All of these changes — which happen in an instant — give you the energy you need to confront a dangerous situation or get out of harm’s way quickly.
With random panic attacks, your body goes on alert for no reason. Researchers don’t know exactly what triggers them. But the physical effects are real: During a panic attack, the adrenaline levels in the body can spike by 2 1/2 times or more.
This response in the body is managed by a part of the nervous system called the Autonomic nervous system (ANS). When this has been activated panic attacks are more likely to take place.
The nervous system however is divided into two parts, with the second part called the Peripheral Nervous system (PNS). When the pns is activated it calms the symptoms down and reverses the impact of the ANS. The PNS releases saliva creating the opposite of dry mouth, slows the heart rate to its normal rate and the flow of adrenaline is slowed down.
Panic attacks may not come as unexpectedly as they seem. The physical changes may start about an hour before an attack. In one study, people with panic disorder wore devices that tracked their heart activity, sweating, and breathing. The results showed lower-than-normal levels of carbon dioxide, a sign of rapid, deep breathing that can leave you breathless, as early as about 45 minutes before the panic attack. So when anxiety begins to increase and the symptoms of panic begin to show up, we want to activate the PNS, in order to calm everything down and return to a state of homeostasis.
How to stop or prevent a Panic attack
To get through a panic attack, try the following 5 step process
- Acknowledge that your body is going into a state of panic. By acknowledging what is happening you stop the resistance in the body and surrender to what is next.
- Stop panicking – this may sound obvious, but by repeating to yourself over and over again “there is nothing to panic about will” can help to release some of the fear that can increase the panic.
- BREATHE! Stop whatever you are doing and focus intently on your breathing. Try to inhale through your nose for 4 seconds, hold it for 2 seconds, then exhale through your mouth for 6 seconds. Breathe as deeply as you can and keep breathing until you feel your mouth begin to fill with saliva. This will help to activate the PNS and deactivate the ANS, stopping or even preventing the panic attack from coming on.
- Relax! Find a place where you can sit or be comfortable. Concentrate on making your breath slow and even. The more relaxed you are the faster the attack will pass. If you notice the symptoms ramping up before a full blown panic attack, then relaxing and breathing can prevent the body from releasing adrenaline and developing a panic attack.

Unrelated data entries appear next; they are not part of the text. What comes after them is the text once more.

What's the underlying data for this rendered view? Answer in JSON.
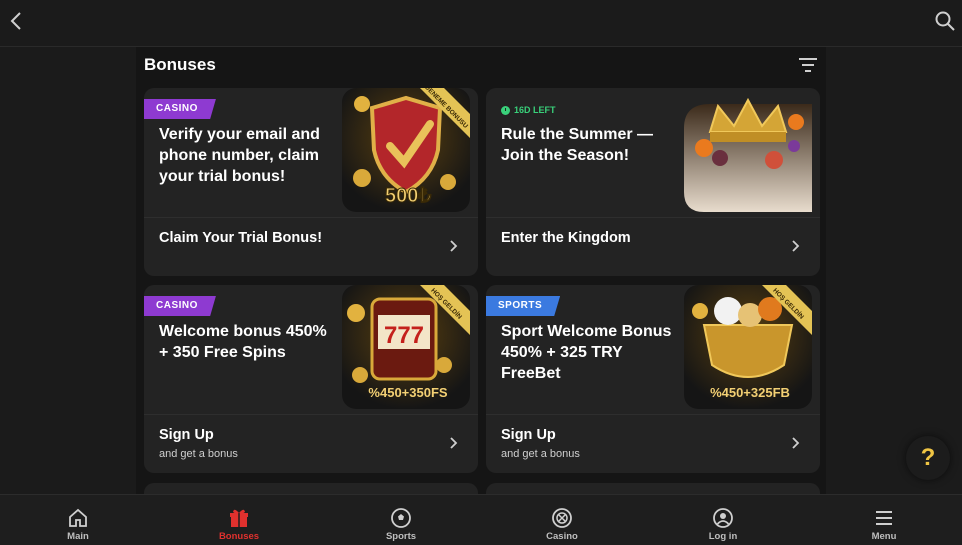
{
  "header": {
    "back_icon": "chevron-left-icon",
    "search_icon": "search-icon"
  },
  "section": {
    "title": "Bonuses",
    "filter_icon": "filter-icon"
  },
  "cards": [
    {
      "badge": "CASINO",
      "title": "Verify your email and phone number, claim your trial bonus!",
      "art_ribbon": "DENEME BONUSU",
      "art_amount": "500₺",
      "cta": "Claim Your Trial Bonus!",
      "cta_sub": ""
    },
    {
      "timer": "16D LEFT",
      "title": "Rule the Summer — Join the Season!",
      "cta": "Enter the Kingdom",
      "cta_sub": ""
    },
    {
      "badge": "CASINO",
      "title": "Welcome bonus 450% + 350 Free Spins",
      "art_ribbon": "HOŞ GELDİN",
      "art_amount": "%450+350FS",
      "art_reels": "777",
      "cta": "Sign Up",
      "cta_sub": "and get a bonus"
    },
    {
      "badge": "SPORTS",
      "title": "Sport Welcome Bonus 450% + 325 TRY FreeBet",
      "art_ribbon": "HOŞ GELDİN",
      "art_amount": "%450+325FB",
      "cta": "Sign Up",
      "cta_sub": "and get a bonus"
    }
  ],
  "help": {
    "label": "?"
  },
  "nav": [
    {
      "label": "Main",
      "icon": "home-icon",
      "active": false
    },
    {
      "label": "Bonuses",
      "icon": "gift-icon",
      "active": true
    },
    {
      "label": "Sports",
      "icon": "soccer-ball-icon",
      "active": false
    },
    {
      "label": "Casino",
      "icon": "casino-chip-icon",
      "active": false
    },
    {
      "label": "Log in",
      "icon": "user-icon",
      "active": false
    },
    {
      "label": "Menu",
      "icon": "hamburger-menu-icon",
      "active": false
    }
  ],
  "colors": {
    "accent": "#e0312e",
    "casino_badge": "#8e3ad1",
    "sports_badge": "#3b7ae0",
    "timer": "#39d07a",
    "gold": "#d9a93a"
  }
}
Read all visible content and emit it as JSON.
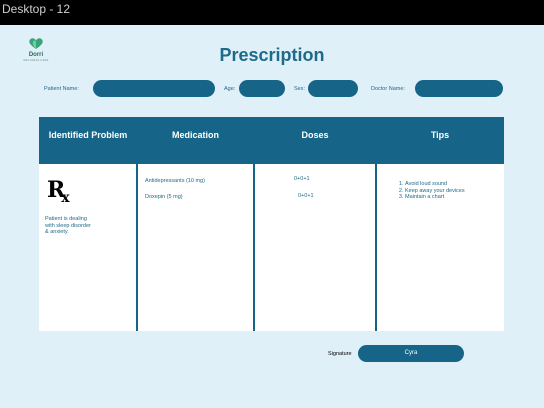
{
  "frame": {
    "title": "Desktop - 12"
  },
  "brand": {
    "name": "Dorri",
    "tagline": "WELLNESS CARE"
  },
  "page": {
    "title": "Prescription"
  },
  "form": {
    "patient_name_label": "Patient Name:",
    "age_label": "Age:",
    "sex_label": "Sex:",
    "doctor_name_label": "Doctor Name:"
  },
  "table": {
    "headers": [
      "Identified Problem",
      "Medication",
      "Doses",
      "Tips"
    ],
    "rx_symbol": "R",
    "rx_sub": "x",
    "problem": [
      "Patient is dealing",
      "with sleep disorder",
      "& anxiety."
    ],
    "medications": [
      "Antidepressants (10 mg)",
      "Doxepin (5 mg)"
    ],
    "doses": [
      "0+0+1",
      "0+0+1"
    ],
    "tips": [
      "Avoid loud sound",
      "Keep away your devices",
      "Maintain a chart"
    ]
  },
  "signature": {
    "label": "Signature",
    "value": "Cyra"
  },
  "colors": {
    "primary": "#166589",
    "background": "#dff0f8",
    "brand_green": "#2a6b4d"
  }
}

- DON’T PANIC ABOUT PANIC! If you have just had a panic attack or feel panicked about something in your life, try not to panic about having a panic attack. Tell yourself that you’re not in danger and that the attack will pass, or it won’t happen.
Panic disorder is one of the most treatable types of anxiety disorders. Medication and a type of talk therapy called cognitive behavioral therapy can help. See your doctor if you have panic attacks often. If you’re not sure if you’re having a panic attack, it’s a good idea to go to the hospital to rule out any other health problems.